We've been looking for a display like this for a long time! The 1.3" diagonal has a high density 260 ppi, 240x240 pixel display with full-angle viewing. The 1.5" diagonal has a high density 220 ppi, 240x240 pixel display with full-angle viewing. Both look a lot like our 1.44" 128x128 display, but have 4x as many pixels and looks great at any angle. We've seen displays of this caliber used in smartwatches and small electronic devices but they've always been MIPI interface. Finally, we found one that is SPI and has a friendly display driver, so it works with any and all microcontrollers or microcomputers!

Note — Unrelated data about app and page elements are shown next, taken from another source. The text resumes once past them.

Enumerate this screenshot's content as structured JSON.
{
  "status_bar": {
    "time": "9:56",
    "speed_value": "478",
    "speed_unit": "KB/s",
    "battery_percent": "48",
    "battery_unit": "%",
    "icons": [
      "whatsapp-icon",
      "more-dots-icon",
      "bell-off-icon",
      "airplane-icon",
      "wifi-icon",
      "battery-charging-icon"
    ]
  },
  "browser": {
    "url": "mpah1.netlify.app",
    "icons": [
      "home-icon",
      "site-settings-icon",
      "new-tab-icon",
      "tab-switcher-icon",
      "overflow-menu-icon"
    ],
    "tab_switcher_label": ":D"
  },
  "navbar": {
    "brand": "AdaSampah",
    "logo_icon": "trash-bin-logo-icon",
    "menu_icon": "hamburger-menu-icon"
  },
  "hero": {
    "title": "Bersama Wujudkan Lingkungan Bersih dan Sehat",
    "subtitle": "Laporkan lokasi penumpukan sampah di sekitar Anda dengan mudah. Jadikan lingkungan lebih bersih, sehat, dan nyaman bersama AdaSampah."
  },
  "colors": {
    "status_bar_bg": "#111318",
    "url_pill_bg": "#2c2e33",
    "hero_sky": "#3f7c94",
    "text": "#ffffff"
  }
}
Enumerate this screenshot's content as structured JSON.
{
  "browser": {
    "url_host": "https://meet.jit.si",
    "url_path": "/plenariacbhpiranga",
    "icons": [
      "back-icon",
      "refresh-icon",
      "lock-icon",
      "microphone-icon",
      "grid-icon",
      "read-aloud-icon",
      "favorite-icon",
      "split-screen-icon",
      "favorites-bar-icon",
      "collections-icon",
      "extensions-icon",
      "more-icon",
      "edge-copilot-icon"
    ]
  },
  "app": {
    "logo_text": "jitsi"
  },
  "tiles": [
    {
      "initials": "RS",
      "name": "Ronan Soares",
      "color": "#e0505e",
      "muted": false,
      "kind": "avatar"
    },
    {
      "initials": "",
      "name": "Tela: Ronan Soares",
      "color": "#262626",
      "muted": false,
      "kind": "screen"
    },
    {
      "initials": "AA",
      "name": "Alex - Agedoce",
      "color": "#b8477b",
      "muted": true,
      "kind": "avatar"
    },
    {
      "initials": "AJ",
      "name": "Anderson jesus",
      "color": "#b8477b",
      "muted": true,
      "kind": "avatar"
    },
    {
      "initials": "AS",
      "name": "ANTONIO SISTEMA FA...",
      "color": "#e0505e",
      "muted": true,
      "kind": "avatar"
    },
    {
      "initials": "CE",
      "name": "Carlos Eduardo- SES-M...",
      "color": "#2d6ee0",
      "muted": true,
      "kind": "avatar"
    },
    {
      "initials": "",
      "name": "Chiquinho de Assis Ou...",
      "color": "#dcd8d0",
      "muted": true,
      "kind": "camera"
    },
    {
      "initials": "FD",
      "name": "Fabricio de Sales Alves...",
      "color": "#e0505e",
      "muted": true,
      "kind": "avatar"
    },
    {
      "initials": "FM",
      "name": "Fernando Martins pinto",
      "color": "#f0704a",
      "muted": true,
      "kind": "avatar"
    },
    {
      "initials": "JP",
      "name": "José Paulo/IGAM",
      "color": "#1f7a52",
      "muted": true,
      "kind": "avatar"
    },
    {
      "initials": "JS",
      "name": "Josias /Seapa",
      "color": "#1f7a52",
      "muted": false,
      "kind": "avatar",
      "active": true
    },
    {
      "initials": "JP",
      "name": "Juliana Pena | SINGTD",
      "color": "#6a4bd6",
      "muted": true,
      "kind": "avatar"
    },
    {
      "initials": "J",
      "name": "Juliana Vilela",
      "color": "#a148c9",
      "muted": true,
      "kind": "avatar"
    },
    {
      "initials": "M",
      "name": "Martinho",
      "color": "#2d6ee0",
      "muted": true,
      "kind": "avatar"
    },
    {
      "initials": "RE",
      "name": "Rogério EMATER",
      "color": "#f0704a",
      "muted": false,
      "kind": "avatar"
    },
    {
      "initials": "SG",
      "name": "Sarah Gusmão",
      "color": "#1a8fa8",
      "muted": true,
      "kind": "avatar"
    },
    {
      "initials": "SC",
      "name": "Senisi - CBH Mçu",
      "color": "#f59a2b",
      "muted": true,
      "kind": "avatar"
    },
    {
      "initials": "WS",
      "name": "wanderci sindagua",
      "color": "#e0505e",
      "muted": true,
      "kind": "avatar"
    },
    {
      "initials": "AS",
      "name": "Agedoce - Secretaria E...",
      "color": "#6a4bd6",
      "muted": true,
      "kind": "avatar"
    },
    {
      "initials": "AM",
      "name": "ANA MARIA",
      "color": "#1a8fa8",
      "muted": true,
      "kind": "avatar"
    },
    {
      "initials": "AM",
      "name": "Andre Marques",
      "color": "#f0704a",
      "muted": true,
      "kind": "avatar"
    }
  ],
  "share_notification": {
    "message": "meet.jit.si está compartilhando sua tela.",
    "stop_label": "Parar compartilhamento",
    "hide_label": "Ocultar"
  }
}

These lovely little display breakouts are the best way to add a small, colorful and very bright display to any project. Since the display uses 4-wire SPI to communicate and has its own pixel-addressable frame buffer, it can be used with every kind of microcontroller. Even a very small one with low memory and few pins available! The 1.3" and 1.54" displays have 240x240 16-bit full color pixels and are IPS displays, so the color looks great up to 80 degrees off axis in any direction. The TFT driver (ST7789) is very similar to the popular ST7735, and our Arduino library supports it well.
Our breakout has the TFT display soldered on (it uses a delicate flex-circuit connector) as well as a ultra-low-dropout 3.3V regulator and a 3/5V level shifter so you can use it with 3.3V or 5V power and logic. We also had a little space so we placed a microSD card holder so you can easily load full color bitmaps from a FAT16/FAT32 formatted microSD card. The microSD card is not included, but you can pick one up here.
These displays come with an EYESPI connector! This 18-pin 0.5mm pitch FPC connector has a flip-top connector for using a flex cable to hook up your display. It enables you to avoid soldering and get your display up off of the breadboard! Consider it a sort of "STEMMA QT for displays" - a way to quickly connect and extend display wiring that uses a lot of SPI pins. It also allows for communicating with displays over longer distances. The EYESPI flex cables are available in multiple lengths to suit any project. This is especially useful for projects where you want your display mounted separate from your microcontroller.
Of course, we wouldn't just leave you with a datasheet and a "good luck!" - we've written a full open source graphics library that can draw pixels, lines, rectangles, circles, text and bitmaps as well as example code and a wiring tutorial. The code is written for Arduino but can be easily ported to your favorite microcontroller!
Please note! The 1.54" display is designed original for smart watches and similar, where there's a glass over the screen. Without something gently holding the screen down, the backlight can eventually peel away from the TFT. (It's not destructive but it's unattractive) You can prevent this by, ideally, adding a plastic or glass cover/overlay. If using bare, try dabbing a touch of T6000 or similar craft glue on the thin side edges, or using a thin piece of tape to keep the front TFT attached to the backlight.